A typical example involves an Internet Explorer exploit in which users receive a message from a purported anti-virus website that would claim to have found malware on their computer. They are encouraged to download the malware, and, once installed, they are prompted to pay a fee in order to remove the malware, which may or may not actually happen.
In another case, Rovio's Angry Birds game was offered free of charge from at least one rogue site. However, the free version, which included graphics very similar to the authentic version, also included malware that connected the device to the criminals' command and control servers and downloaded additional malware.

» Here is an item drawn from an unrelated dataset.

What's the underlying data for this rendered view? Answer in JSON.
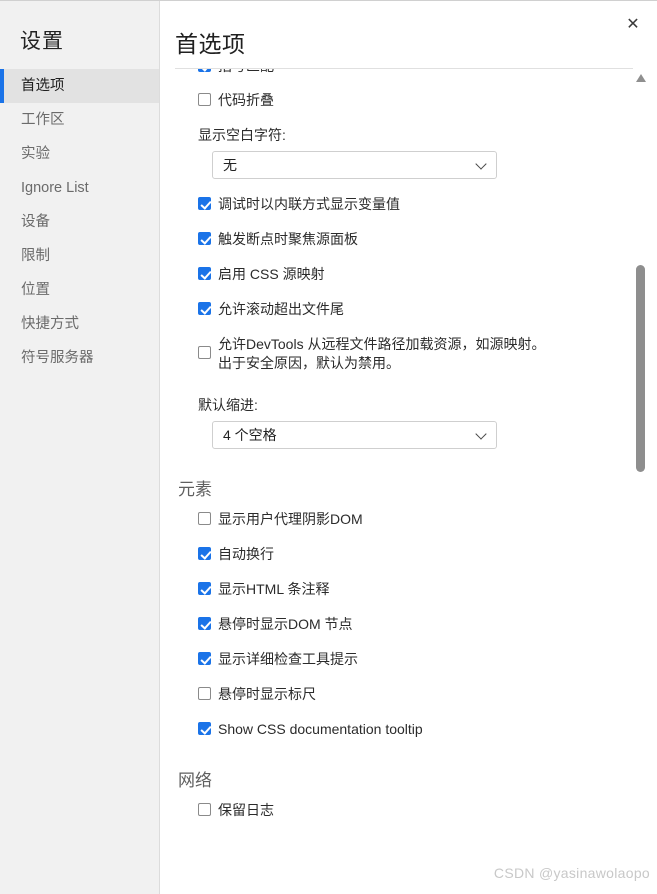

AVG's Bridwell recommends that users ensure that they are familiar with the source of applications before downloading, and furthermore added that they should be cautious before clicking the "OK" button on any subsequent interfaces.
PUBLISHED AUG. 1, 2012